Task -
Where a line below includes the word "circle", copy that line.

Records from a collection:

======

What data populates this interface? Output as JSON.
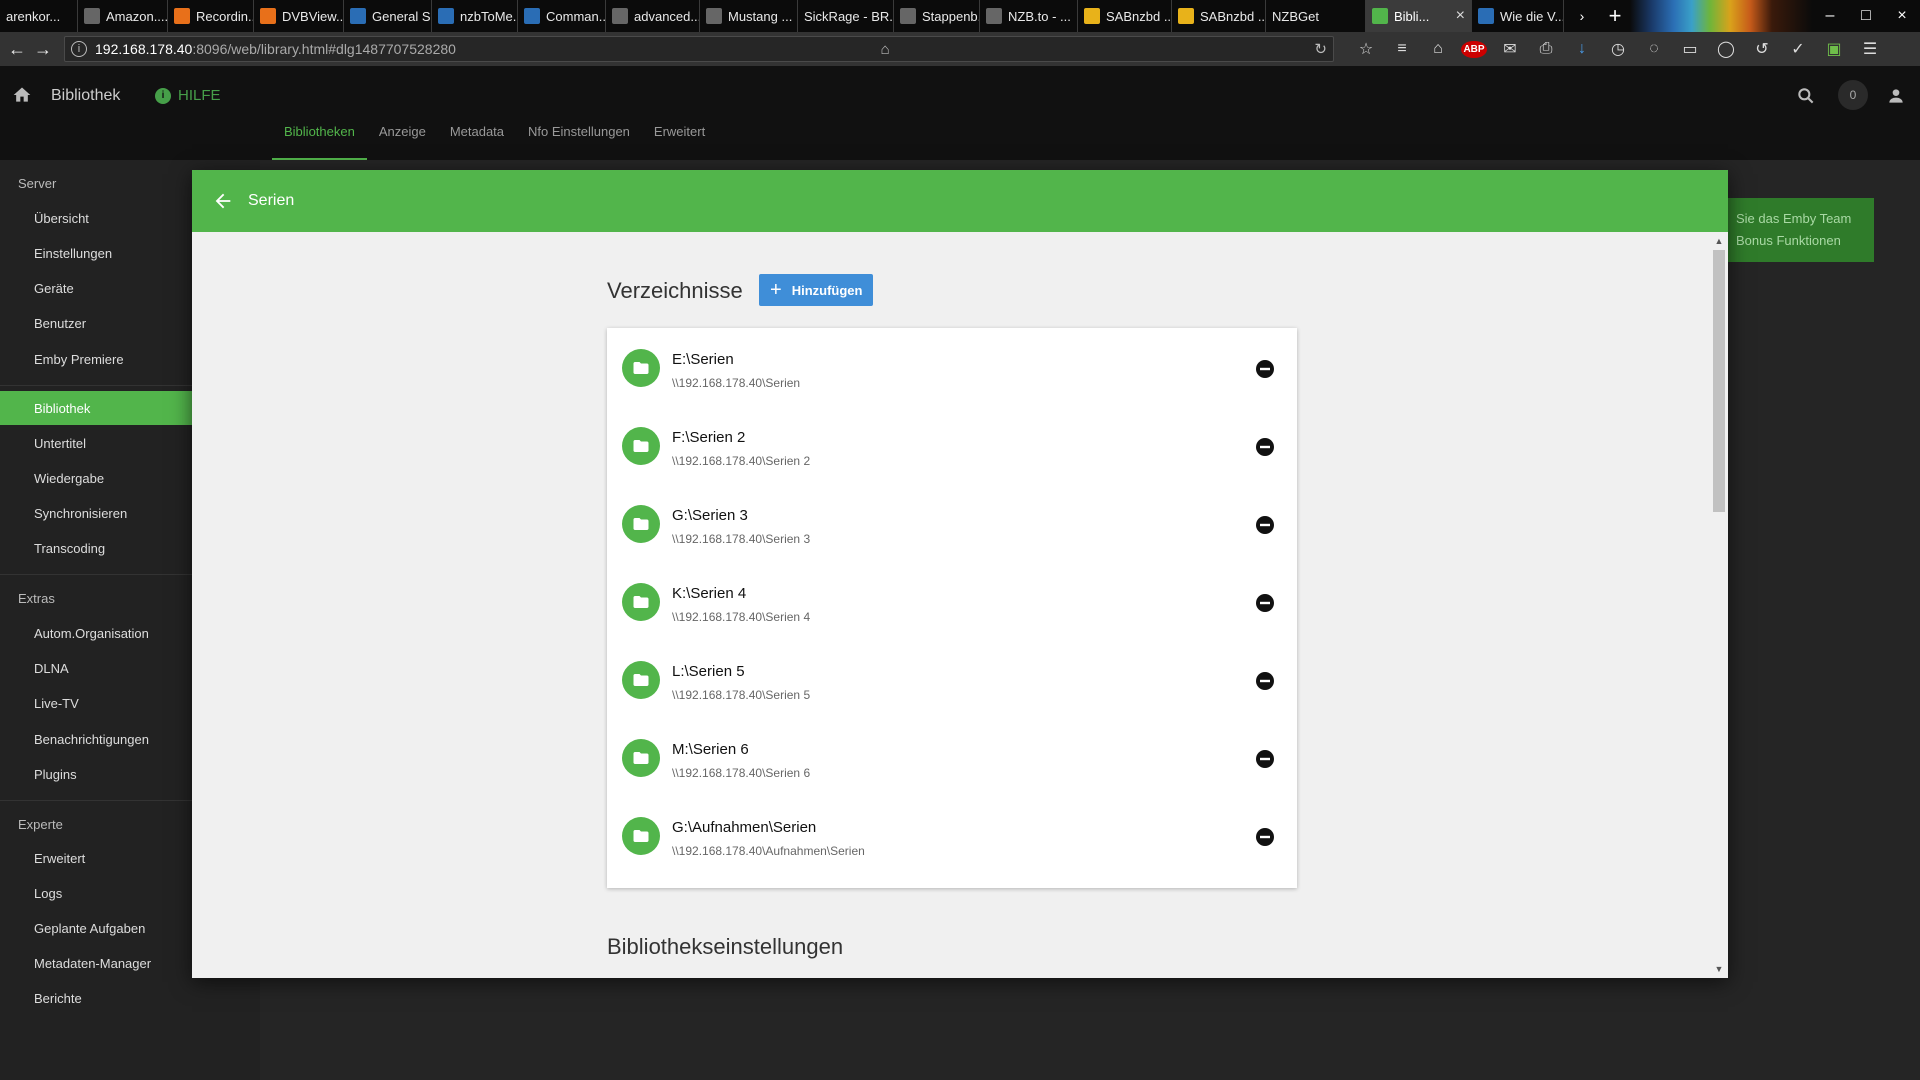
{
  "browser": {
    "tabs": [
      {
        "title": "arenkor...",
        "icon": "bookmark-icon"
      },
      {
        "title": "Amazon....",
        "icon": "amazon-icon"
      },
      {
        "title": "Recordin...",
        "icon": "rss-icon"
      },
      {
        "title": "DVBView...",
        "icon": "rss-icon"
      },
      {
        "title": "General S...",
        "icon": "forum-icon"
      },
      {
        "title": "nzbToMe...",
        "icon": "forum-icon"
      },
      {
        "title": "Comman...",
        "icon": "kodi-icon"
      },
      {
        "title": "advanced...",
        "icon": "page-icon"
      },
      {
        "title": "Mustang ...",
        "icon": "checker-icon"
      },
      {
        "title": "SickRage - BR...",
        "icon": "blank-icon"
      },
      {
        "title": "Stappenb...",
        "icon": "page-icon"
      },
      {
        "title": "NZB.to - ...",
        "icon": "nzbto-icon"
      },
      {
        "title": "SABnzbd ...",
        "icon": "sabnzbd-icon"
      },
      {
        "title": "SABnzbd ...",
        "icon": "sabnzbd-icon"
      },
      {
        "title": "NZBGet",
        "icon": "blank-icon"
      },
      {
        "title": "Bibli...",
        "icon": "emby-icon",
        "active": true
      },
      {
        "title": "Wie die V...",
        "icon": "forum-icon"
      }
    ],
    "url_host": "192.168.178.40",
    "url_path": ":8096/web/library.html#dlg1487707528280"
  },
  "header": {
    "title": "Bibliothek",
    "help_label": "HILFE",
    "notification_count": "0",
    "tabs": [
      {
        "label": "Bibliotheken",
        "active": true
      },
      {
        "label": "Anzeige"
      },
      {
        "label": "Metadata"
      },
      {
        "label": "Nfo Einstellungen"
      },
      {
        "label": "Erweitert"
      }
    ]
  },
  "sidebar": {
    "server_heading": "Server",
    "server_items": [
      "Übersicht",
      "Einstellungen",
      "Geräte",
      "Benutzer",
      "Emby Premiere"
    ],
    "server_items2": [
      "Bibliothek",
      "Untertitel",
      "Wiedergabe",
      "Synchronisieren",
      "Transcoding"
    ],
    "active_item": "Bibliothek",
    "extras_heading": "Extras",
    "extras_items": [
      "Autom.Organisation",
      "DLNA",
      "Live-TV",
      "Benachrichtigungen",
      "Plugins"
    ],
    "experte_heading": "Experte",
    "experte_items": [
      "Erweitert",
      "Logs",
      "Geplante Aufgaben",
      "Metadaten-Manager",
      "Berichte"
    ]
  },
  "promo": {
    "line1": "Sie das Emby Team",
    "line2": "Bonus Funktionen"
  },
  "dialog": {
    "title": "Serien",
    "folders_heading": "Verzeichnisse",
    "add_label": "Hinzufügen",
    "settings_heading": "Bibliothekseinstellungen",
    "folders": [
      {
        "path": "E:\\Serien",
        "network": "\\\\192.168.178.40\\Serien"
      },
      {
        "path": "F:\\Serien 2",
        "network": "\\\\192.168.178.40\\Serien 2"
      },
      {
        "path": "G:\\Serien 3",
        "network": "\\\\192.168.178.40\\Serien 3"
      },
      {
        "path": "K:\\Serien 4",
        "network": "\\\\192.168.178.40\\Serien 4"
      },
      {
        "path": "L:\\Serien 5",
        "network": "\\\\192.168.178.40\\Serien 5"
      },
      {
        "path": "M:\\Serien 6",
        "network": "\\\\192.168.178.40\\Serien 6"
      },
      {
        "path": "G:\\Aufnahmen\\Serien",
        "network": "\\\\192.168.178.40\\Aufnahmen\\Serien"
      }
    ]
  },
  "colors": {
    "accent": "#52b54b",
    "button_blue": "#3f8ed8"
  }
}
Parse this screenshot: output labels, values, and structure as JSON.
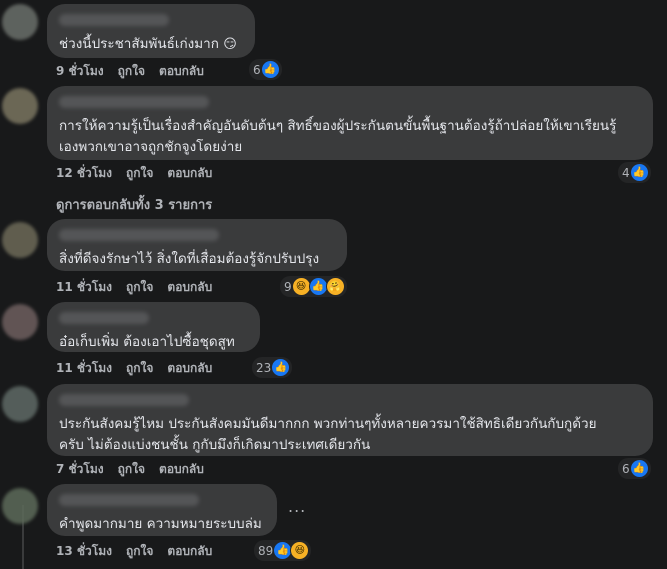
{
  "comments": [
    {
      "text": "ช่วงนี้ประชาสัมพันธ์เก่งมาก",
      "emoji": "😏",
      "time": "9 ชั่วโมง",
      "like": "ถูกใจ",
      "reply": "ตอบกลับ",
      "reaction_count": "6",
      "reactions": [
        "like-icon"
      ]
    },
    {
      "text": "การให้ความรู้เป็นเรื่องสำคัญอันดับต้นๆ สิทธิ์ของผู้ประกันตนขั้นพื้นฐานต้องรู้ถ้าปล่อยให้เขาเรียนรู้\nเองพวกเขาอาจถูกชักจูงโดยง่าย",
      "time": "12 ชั่วโมง",
      "like": "ถูกใจ",
      "reply": "ตอบกลับ",
      "reaction_count": "4",
      "reactions": [
        "like-icon"
      ],
      "replies_link": "ดูการตอบกลับทั้ง 3 รายการ"
    },
    {
      "text": "สิ่งที่ดีจงรักษาไว้ สิ่งใดที่เสื่อมต้องรู้จักปรับปรุง",
      "time": "11 ชั่วโมง",
      "like": "ถูกใจ",
      "reply": "ตอบกลับ",
      "reaction_count": "9",
      "reactions": [
        "haha-icon",
        "like-icon",
        "care-icon"
      ]
    },
    {
      "text": "อ๋อเก็บเพิ่ม ต้องเอาไปซื้อชุดสูท",
      "time": "11 ชั่วโมง",
      "like": "ถูกใจ",
      "reply": "ตอบกลับ",
      "reaction_count": "23",
      "reactions": [
        "like-icon"
      ]
    },
    {
      "text": "ประกันสังคมรู้ไหม ประกันสังคมมันดีมากกก พวกท่านๆทั้งหลายควรมาใช้สิทธิเดียวกันกับกูด้วย\nครับ ไม่ต้องแบ่งชนชั้น กูกับมึงก็เกิดมาประเทศเดียวกัน",
      "time": "7 ชั่วโมง",
      "like": "ถูกใจ",
      "reply": "ตอบกลับ",
      "reaction_count": "6",
      "reactions": [
        "like-icon"
      ]
    },
    {
      "text": "คำพูดมากมาย ความหมายระบบล่ม",
      "time": "13 ชั่วโมง",
      "like": "ถูกใจ",
      "reply": "ตอบกลับ",
      "reaction_count": "89",
      "reactions": [
        "like-icon",
        "haha-icon"
      ],
      "more": "..."
    }
  ],
  "colors": {
    "background": "#18191a",
    "bubble": "#3a3b3c",
    "meta": "#b0b3b8",
    "like": "#1877f2"
  }
}
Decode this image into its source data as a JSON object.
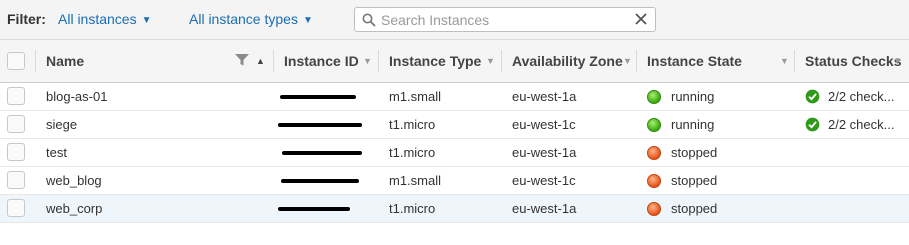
{
  "filter": {
    "label": "Filter:",
    "instances_dropdown": "All instances",
    "types_dropdown": "All instance types",
    "search_placeholder": "Search Instances"
  },
  "columns": {
    "name": "Name",
    "instance_id": "Instance ID",
    "instance_type": "Instance Type",
    "availability_zone": "Availability Zone",
    "instance_state": "Instance State",
    "status_checks": "Status Checks"
  },
  "rows": [
    {
      "name": "blog-as-01",
      "type": "m1.small",
      "zone": "eu-west-1a",
      "state": "running",
      "state_color": "#3aa80f",
      "checks": "2/2 check..."
    },
    {
      "name": "siege",
      "type": "t1.micro",
      "zone": "eu-west-1c",
      "state": "running",
      "state_color": "#3aa80f",
      "checks": "2/2 check..."
    },
    {
      "name": "test",
      "type": "t1.micro",
      "zone": "eu-west-1a",
      "state": "stopped",
      "state_color": "#e5531a",
      "checks": ""
    },
    {
      "name": "web_blog",
      "type": "m1.small",
      "zone": "eu-west-1c",
      "state": "stopped",
      "state_color": "#e5531a",
      "checks": ""
    },
    {
      "name": "web_corp",
      "type": "t1.micro",
      "zone": "eu-west-1a",
      "state": "stopped",
      "state_color": "#e5531a",
      "checks": ""
    }
  ],
  "colors": {
    "link": "#1a6db4",
    "running": "#3aa80f",
    "stopped": "#e5531a",
    "selected_row": "#eef5fb"
  },
  "icons": {
    "search": "search-icon",
    "clear": "close-icon",
    "filter": "funnel-icon",
    "running": "green-dot-icon",
    "stopped": "red-dot-icon",
    "check": "checkmark-circle-icon"
  }
}
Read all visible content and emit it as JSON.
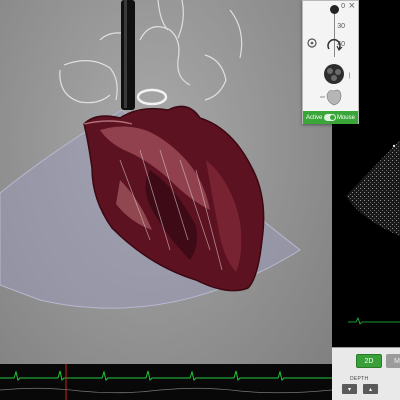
{
  "app": {
    "colors": {
      "accent_green": "#3aa63a",
      "ecg_trace": "#22c93a",
      "background_gray": "#959595",
      "heart_dark": "#5a1020",
      "sector_fill": "#9a9ab8"
    }
  },
  "control_popup": {
    "close_label": "×",
    "scale": [
      "0",
      "30",
      "40"
    ],
    "icons": [
      "circle-icon",
      "rotate-icon",
      "heart-top-icon",
      "heart-side-icon"
    ],
    "pointer_label": "Active",
    "mouse_label": "Mouse"
  },
  "bottom_panel": {
    "mode_2d_label": "2D",
    "mode_other_label": "M",
    "depth_label": "DEPTH",
    "depth_down_label": "▾",
    "depth_up_label": "▴"
  },
  "ecg": {
    "cursor_color": "#d02020"
  }
}
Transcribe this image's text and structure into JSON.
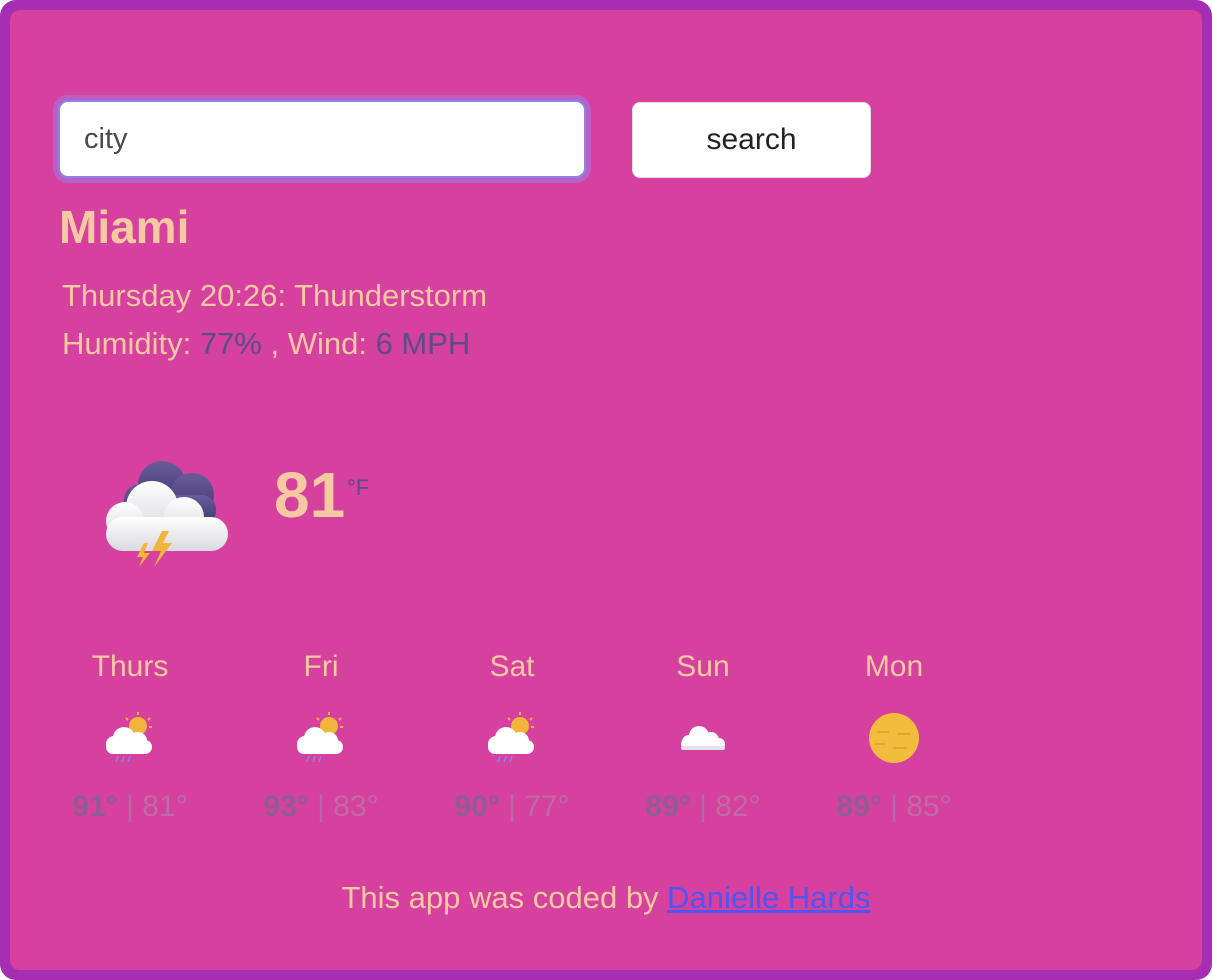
{
  "search": {
    "placeholder": "city",
    "button_label": "search"
  },
  "current": {
    "city": "Miami",
    "day_time_prefix": "Thursday 20:26: ",
    "condition": "Thunderstorm",
    "humidity_label": "Humidity: ",
    "humidity_value": "77%",
    "wind_label": " , Wind: ",
    "wind_value": "6 MPH",
    "temperature": "81",
    "unit": "°F",
    "icon": "thunderstorm-icon"
  },
  "forecast": [
    {
      "day": "Thurs",
      "icon": "partly-cloudy-rain-icon",
      "max": "91°",
      "min": "81°"
    },
    {
      "day": "Fri",
      "icon": "partly-cloudy-rain-icon",
      "max": "93°",
      "min": "83°"
    },
    {
      "day": "Sat",
      "icon": "partly-cloudy-rain-icon",
      "max": "90°",
      "min": "77°"
    },
    {
      "day": "Sun",
      "icon": "cloud-icon",
      "max": "89°",
      "min": "82°"
    },
    {
      "day": "Mon",
      "icon": "hazy-sun-icon",
      "max": "89°",
      "min": "85°"
    }
  ],
  "separator": " | ",
  "footer": {
    "text": "This app was coded by ",
    "link_text": "Danielle Hards"
  },
  "colors": {
    "frame": "#a52eb3",
    "card": "#d6409f",
    "accent_text": "#f6c9a2",
    "value_text": "#5a4e86",
    "link": "#4f55f0"
  }
}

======

Output of the task -
    "check": "checkmark-circle-icon"
      "circle-icon",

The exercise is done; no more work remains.